Much of the press commenting on the U.S. economy lamented about a blip decline in productivity registered in the first-quarter this year of 0.5 percent, an indication that the pace and scope of the bosses' drive to squeeze more out of each worker is such that a temporary pause is necessary before they press another offensive on this front.
Real wages are declining. Over the past 12 months, average weekly earnings are up 2.1 percent, reported the Wall Street Journal. But the purposely understated official inflation rate has risen by 3 percent, which doesn't even account for the rising cost of food and gas. What the propertied rulers aim to do over time is impose a permanent lowering of expectations and socially accepted living standards of working people, driving down what Marx termed the "historical and moral element" of the value of labor power.
Rulers react, debate crisis

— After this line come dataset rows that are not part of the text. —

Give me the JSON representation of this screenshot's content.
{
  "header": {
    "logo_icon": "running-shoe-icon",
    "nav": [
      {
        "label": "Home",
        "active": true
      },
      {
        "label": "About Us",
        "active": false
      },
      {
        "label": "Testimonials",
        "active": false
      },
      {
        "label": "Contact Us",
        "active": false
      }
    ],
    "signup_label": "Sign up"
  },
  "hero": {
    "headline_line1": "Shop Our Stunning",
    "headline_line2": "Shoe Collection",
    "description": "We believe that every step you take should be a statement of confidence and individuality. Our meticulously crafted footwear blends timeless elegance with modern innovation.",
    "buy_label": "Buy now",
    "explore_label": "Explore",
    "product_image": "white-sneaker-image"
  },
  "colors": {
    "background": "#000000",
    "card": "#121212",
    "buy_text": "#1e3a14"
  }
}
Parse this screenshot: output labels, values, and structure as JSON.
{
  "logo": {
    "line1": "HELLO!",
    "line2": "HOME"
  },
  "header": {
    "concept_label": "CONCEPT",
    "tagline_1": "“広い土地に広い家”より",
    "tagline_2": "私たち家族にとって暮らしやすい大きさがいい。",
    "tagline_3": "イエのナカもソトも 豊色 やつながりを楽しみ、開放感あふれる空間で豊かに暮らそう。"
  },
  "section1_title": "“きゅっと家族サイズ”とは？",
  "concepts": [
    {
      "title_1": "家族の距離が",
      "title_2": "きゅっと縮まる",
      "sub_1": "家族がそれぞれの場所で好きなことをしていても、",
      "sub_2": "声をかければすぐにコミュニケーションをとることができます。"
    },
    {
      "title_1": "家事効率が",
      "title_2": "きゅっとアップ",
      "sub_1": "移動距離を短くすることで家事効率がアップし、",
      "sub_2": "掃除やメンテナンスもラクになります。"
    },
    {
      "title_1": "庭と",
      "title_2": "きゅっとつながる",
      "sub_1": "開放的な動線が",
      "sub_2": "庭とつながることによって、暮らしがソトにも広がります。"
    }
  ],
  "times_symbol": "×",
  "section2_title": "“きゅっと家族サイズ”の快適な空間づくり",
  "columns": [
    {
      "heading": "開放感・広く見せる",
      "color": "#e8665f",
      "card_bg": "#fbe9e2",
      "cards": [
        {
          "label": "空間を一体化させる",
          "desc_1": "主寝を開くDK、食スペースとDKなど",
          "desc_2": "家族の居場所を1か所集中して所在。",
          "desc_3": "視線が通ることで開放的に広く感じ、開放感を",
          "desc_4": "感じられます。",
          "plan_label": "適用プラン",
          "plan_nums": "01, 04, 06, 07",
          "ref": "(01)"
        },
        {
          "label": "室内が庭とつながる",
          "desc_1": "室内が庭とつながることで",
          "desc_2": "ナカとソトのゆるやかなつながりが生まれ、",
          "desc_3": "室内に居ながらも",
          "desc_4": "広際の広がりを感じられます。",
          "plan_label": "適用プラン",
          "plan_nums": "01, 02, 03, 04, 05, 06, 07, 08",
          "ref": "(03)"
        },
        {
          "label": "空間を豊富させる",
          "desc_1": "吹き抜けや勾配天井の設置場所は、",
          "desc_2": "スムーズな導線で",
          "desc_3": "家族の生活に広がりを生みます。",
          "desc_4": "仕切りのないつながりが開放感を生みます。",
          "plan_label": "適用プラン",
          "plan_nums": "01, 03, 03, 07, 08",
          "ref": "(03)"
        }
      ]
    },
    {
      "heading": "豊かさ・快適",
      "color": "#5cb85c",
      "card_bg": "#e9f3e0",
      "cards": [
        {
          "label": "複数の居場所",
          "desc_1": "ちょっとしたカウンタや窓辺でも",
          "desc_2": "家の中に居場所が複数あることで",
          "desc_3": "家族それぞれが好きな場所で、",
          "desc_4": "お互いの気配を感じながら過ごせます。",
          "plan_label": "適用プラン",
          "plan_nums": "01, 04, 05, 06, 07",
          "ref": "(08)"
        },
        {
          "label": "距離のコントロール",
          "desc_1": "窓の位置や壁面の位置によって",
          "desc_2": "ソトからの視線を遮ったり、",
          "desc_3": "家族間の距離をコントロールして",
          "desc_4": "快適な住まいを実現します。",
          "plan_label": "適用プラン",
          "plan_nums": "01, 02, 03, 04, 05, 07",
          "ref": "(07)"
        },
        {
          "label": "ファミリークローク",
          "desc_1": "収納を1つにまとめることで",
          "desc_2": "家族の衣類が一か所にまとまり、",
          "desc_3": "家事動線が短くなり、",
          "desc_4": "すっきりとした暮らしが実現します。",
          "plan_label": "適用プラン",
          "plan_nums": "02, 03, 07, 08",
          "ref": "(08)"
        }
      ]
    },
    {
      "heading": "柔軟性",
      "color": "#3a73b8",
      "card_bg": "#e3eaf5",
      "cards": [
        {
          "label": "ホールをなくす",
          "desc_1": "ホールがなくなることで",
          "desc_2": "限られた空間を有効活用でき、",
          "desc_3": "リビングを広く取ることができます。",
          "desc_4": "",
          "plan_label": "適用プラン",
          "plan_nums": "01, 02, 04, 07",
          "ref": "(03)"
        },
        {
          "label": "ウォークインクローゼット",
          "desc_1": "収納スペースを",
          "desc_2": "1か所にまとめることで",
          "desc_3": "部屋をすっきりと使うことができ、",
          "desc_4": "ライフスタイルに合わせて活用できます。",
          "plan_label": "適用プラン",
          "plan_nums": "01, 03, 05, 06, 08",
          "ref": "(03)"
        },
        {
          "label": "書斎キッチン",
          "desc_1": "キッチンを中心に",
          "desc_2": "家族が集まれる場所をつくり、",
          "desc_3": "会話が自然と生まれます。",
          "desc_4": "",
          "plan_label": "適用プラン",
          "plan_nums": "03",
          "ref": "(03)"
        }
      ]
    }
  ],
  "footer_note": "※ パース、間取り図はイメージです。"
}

Meanwhile, the ruling class and its press debate among themselves the policy course of their government in relation to taxes, budgets, financial regulations and monetary adjustments.For example, the New York Times, one of the main liberal papers, is pressing Obama's plan of more government spending and what is essentially money printing to ostensibly spur "growth" and create jobs. "Without further government help—especially more aggressive spending to boost demand—the economy simply does not have the momentum to heal itself any time soon," it says in an editorial May 4. Above all, this approach temporarily buoys certain profits and further inflates stock market prices and other financial bubbles to increasingly unsustainable levels.
The Wall Street Journal is among those polemicizing against this course. "The Federal Reserve has maintained a super-easy monetary policy in the name of reducing the jobless rate and to reflate the housing market," the Journal stated, "but this has contributed to higher food and energy prices and thus reduced real income gains. This too is a disincentive to work."
But the debate is over how the profits capitalists make from the labor of workers is circulated and divvied up, not how it's produced. Some of their measures are designed to buy some time, to postpone some of the consequences of the crisis, as they organize to crank up the rate of exploitation of the working class.
The inevitable result of these assaults over time is a rise of the class struggle, the initial stirrings of which can already be seen.